→ **Your instructions**: Each entry is to be retyped exactly as it appears, and each image is to be dropped.

(Excerpts from an interface dataset)
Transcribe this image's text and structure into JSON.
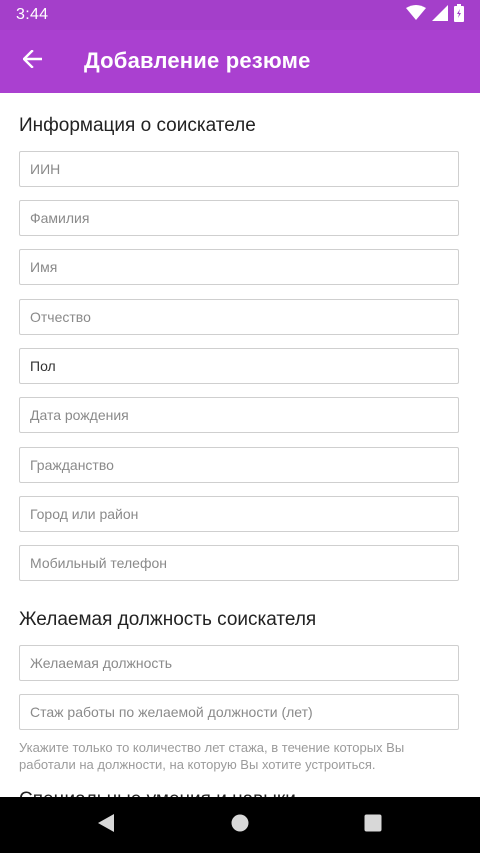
{
  "status_bar": {
    "time": "3:44",
    "icons": [
      "wifi-icon",
      "signal-icon",
      "battery-icon"
    ]
  },
  "app_bar": {
    "title": "Добавление резюме",
    "back_icon": "arrow-left-icon"
  },
  "sections": {
    "applicant_info": {
      "title": "Информация о соискателе",
      "fields": {
        "iin": "ИИН",
        "surname": "Фамилия",
        "name": "Имя",
        "patronymic": "Отчество",
        "gender": "Пол",
        "birth_date": "Дата рождения",
        "citizenship": "Гражданство",
        "city": "Город или район",
        "mobile_phone": "Мобильный телефон"
      }
    },
    "desired_position": {
      "title": "Желаемая должность соискателя",
      "fields": {
        "position": "Желаемая должность",
        "experience": "Стаж работы по желаемой должности (лет)"
      },
      "hint": "Укажите только то количество лет стажа, в течение которых Вы работали на должности, на которую Вы хотите устроиться."
    },
    "next_section_title": "Специальные умения и навыки"
  },
  "colors": {
    "status_bar": "#a43fca",
    "app_bar": "#aa40d0",
    "nav_bar": "#000000"
  }
}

→ **Answer**:
Transcribe this image's text and structure into JSON.
{
  "status_bar": {
    "time": "3:44",
    "icons": [
      "wifi-icon",
      "signal-icon",
      "battery-icon"
    ]
  },
  "app_bar": {
    "title": "Добавление резюме",
    "back_icon": "arrow-left-icon"
  },
  "sections": {
    "applicant_info": {
      "title": "Информация о соискателе",
      "fields": {
        "iin": "ИИН",
        "surname": "Фамилия",
        "name": "Имя",
        "patronymic": "Отчество",
        "gender": "Пол",
        "birth_date": "Дата рождения",
        "citizenship": "Гражданство",
        "city": "Город или район",
        "mobile_phone": "Мобильный телефон"
      }
    },
    "desired_position": {
      "title": "Желаемая должность соискателя",
      "fields": {
        "position": "Желаемая должность",
        "experience": "Стаж работы по желаемой должности (лет)"
      },
      "hint": "Укажите только то количество лет стажа, в течение которых Вы работали на должности, на которую Вы хотите устроиться."
    },
    "next_section_title": "Специальные умения и навыки"
  },
  "colors": {
    "status_bar": "#a43fca",
    "app_bar": "#aa40d0",
    "nav_bar": "#000000"
  }
}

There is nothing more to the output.